Prince Harry criticised Britain’s lack of strong leadership while visiting a youth club, claimed a charity boss
Prince Harry appeared to criticise the lack of ‘strong leadership’ in Britain yesterday as he bemoaned the high numbers of youth clubs closing their doors.
During a visit to an organisation called Sport at the Heart, the Royal reportedly told a charity boss: ‘There’s a lack of strong leadership in this country.’
The charity’s founder, Nary Wijeratne, said: ‘He said that we don’t have “a strong government”.’
The comments, which may be taken by some as a criticism of Theresa May, appeared to go against the convention that the Royal Family does not air political views.
But last night Kensington Palace said Harry’s remarks had been misinterpreted.
A spokesman said: ‘Prince Harry was not talking about the Government. These remarks were made in the context of community projects rather than central government. He had a very enjoyable visit.’
Harry, 33, was visiting the Roundwood Youth Centre in the north London borough of Harlesden, which has a reputation for gang violence, without his fiancée Meghan Markle, 36.
The aim of the visit was to support the national Fit and Fed campaign, which provides children with sporting activities and a nutritious meal.
Miss Wijeratne said of her conversation with the prince: ‘I feel like he understood, he got it, he got what communities need these days and he said: “There’s a lack of strong leadership in this country.”’
Prince Harry served pasta while visiting the youth centre, with charity founder Nary Wijeratne, saying: ‘He said that we don’t have “a strong government”’
She added: ‘He also said that buildings like this are very important in the community, because they’re places where children, young people and adults can come together.
‘And what’s happened recently is there have been sweeping closures to these types of buildings.’
Although he seemed to be referring to the lack of resources for young people rather than launching a political attack on the Government, Miss Wijeratne said: ‘He said that we don’t have a strong government.’
Discussing youth centres with Stewart Goshawk, chief executive of the Wembley National Stadium Trust, the Royal said: ‘They seem to be reducing by number every single day.’
It comes after research carried out by Unison, the trade union, found £60million in youth services funding had been cut between 2012 and 2014.
Prince Harry, 33, was visiting the Roundwood Youth Centre in the north London borough of Harlesden, which has a reputation for gang violence
Over that period, about 350 youth centres closed.
Fit and Fed was launched by charity StreetGames to address concerns about some young people being hungry, isolated and inactive during the school holidays.
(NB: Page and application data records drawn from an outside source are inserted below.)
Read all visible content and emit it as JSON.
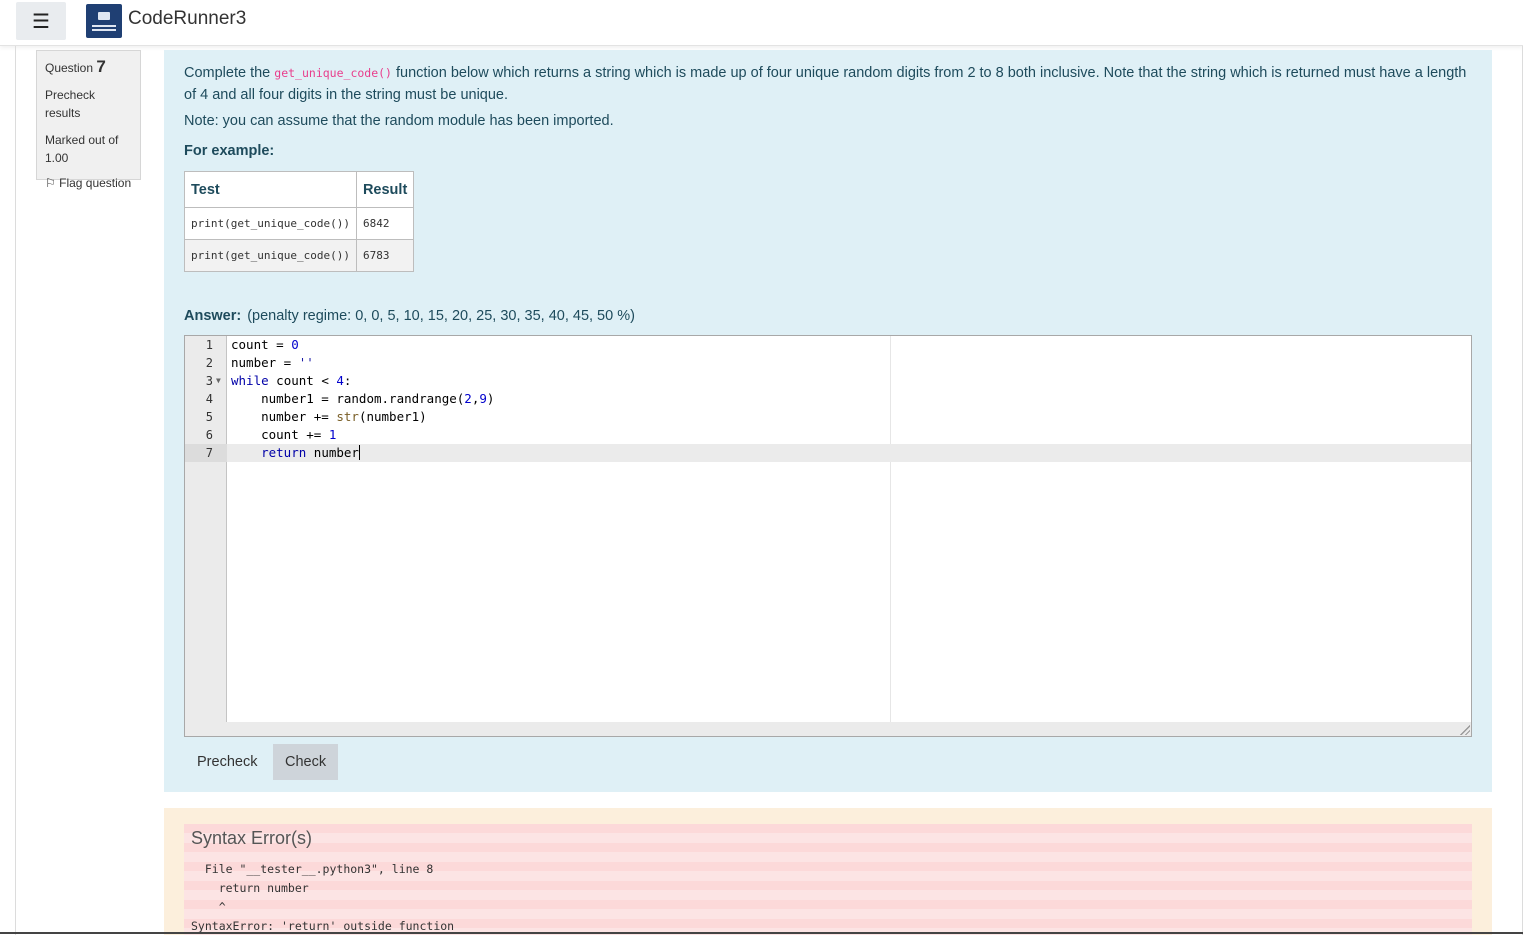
{
  "navbar": {
    "menu_icon": "☰",
    "site_name": "CodeRunner3"
  },
  "question_info": {
    "question_label": "Question",
    "question_number": "7",
    "state": "Precheck results",
    "marked_out_of": "Marked out of 1.00",
    "flag_label": "Flag question"
  },
  "question": {
    "text_before": "Complete the ",
    "function_name": "get_unique_code()",
    "text_after": " function below which returns a string which is made up of four unique random digits from 2 to 8 both inclusive. Note that the string which is returned must have a length of 4 and all four digits in the string must be unique.",
    "note": "Note: you can assume that the random module has been imported.",
    "for_example": "For example:",
    "table": {
      "headers": [
        "Test",
        "Result"
      ],
      "rows": [
        [
          "print(get_unique_code())",
          "6842"
        ],
        [
          "print(get_unique_code())",
          "6783"
        ]
      ]
    }
  },
  "answer": {
    "label": "Answer:",
    "penalty": "(penalty regime: 0, 0, 5, 10, 15, 20, 25, 30, 35, 40, 45, 50 %)",
    "line_numbers": [
      "1",
      "2",
      "3",
      "4",
      "5",
      "6",
      "7"
    ]
  },
  "buttons": {
    "precheck": "Precheck",
    "check": "Check"
  },
  "outcome": {
    "title": "Syntax Error(s)",
    "lines": [
      "  File \"__tester__.python3\", line 8",
      "    return number",
      "    ^",
      "SyntaxError: 'return' outside function"
    ]
  }
}
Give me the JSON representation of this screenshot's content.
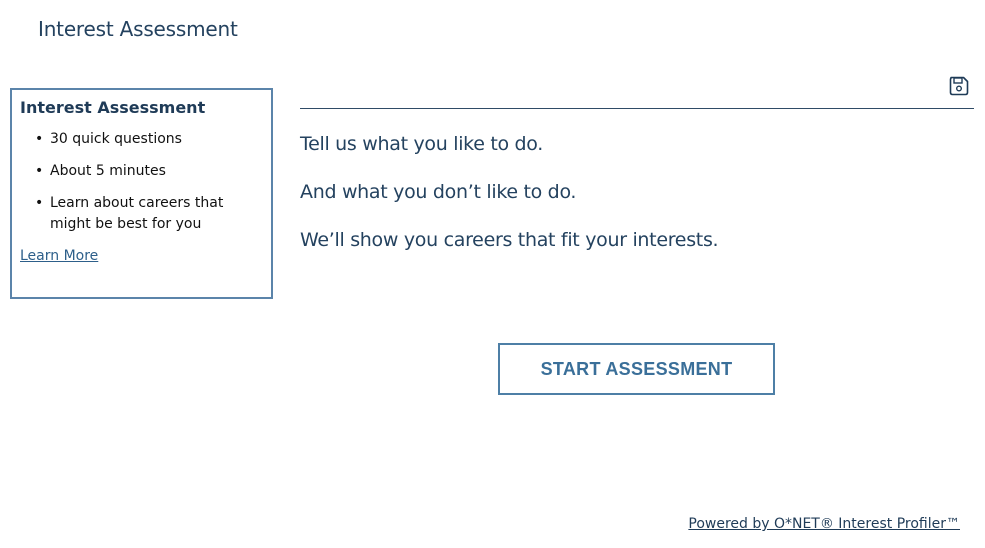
{
  "header": {
    "title": "Interest Assessment"
  },
  "info_box": {
    "title": "Interest Assessment",
    "items": [
      "30 quick questions",
      "About 5 minutes",
      "Learn about careers that might be best for you"
    ],
    "learn_more_label": "Learn More"
  },
  "toolbar": {
    "save_icon": "save-icon"
  },
  "main": {
    "lines": [
      "Tell us what you like to do.",
      "And what you don’t like to do.",
      "We’ll show you careers that fit your interests."
    ],
    "start_label": "START ASSESSMENT"
  },
  "footer": {
    "powered_by": "Powered by O*NET® Interest Profiler™"
  },
  "colors": {
    "text_primary": "#1f3b57",
    "accent": "#3a6f99",
    "border": "#5b84aa"
  }
}
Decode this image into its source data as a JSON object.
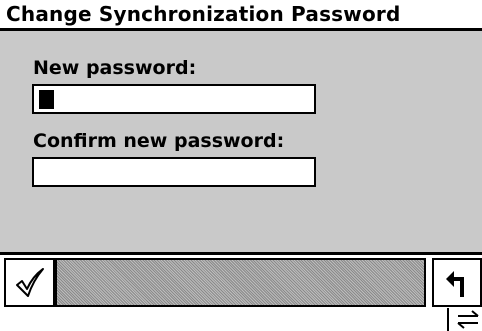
{
  "window": {
    "title": "Change Synchronization Password"
  },
  "form": {
    "new_password_label": "New password:",
    "new_password_value": "",
    "confirm_password_label": "Confirm new password:",
    "confirm_password_value": ""
  },
  "toolbar": {
    "ok_icon": "checkmark-icon",
    "back_icon": "return-arrow-icon"
  },
  "status": {
    "sync_icon": "sync-arrows-icon"
  },
  "colors": {
    "panel_background": "#c9c9c9",
    "text": "#000000",
    "field_background": "#ffffff"
  }
}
As part of the visit, Harry showed off his hockey skills in the playground and dished out food to youngsters on half-term, with one joking that he was a ‘posh’ dinner lady.
Serving up pasta, he struggled with portion sizes, asking chef Kerin Parris ‘How much do they get?’. When T’miyah Reid, nine, was asked what it was like having her lunch served by a prince, she said: ‘Very posh.’
But Kensington Palace said that while the Prince enjoyed his visit to the youth club, his comments on leadership were ‘misinterpreted’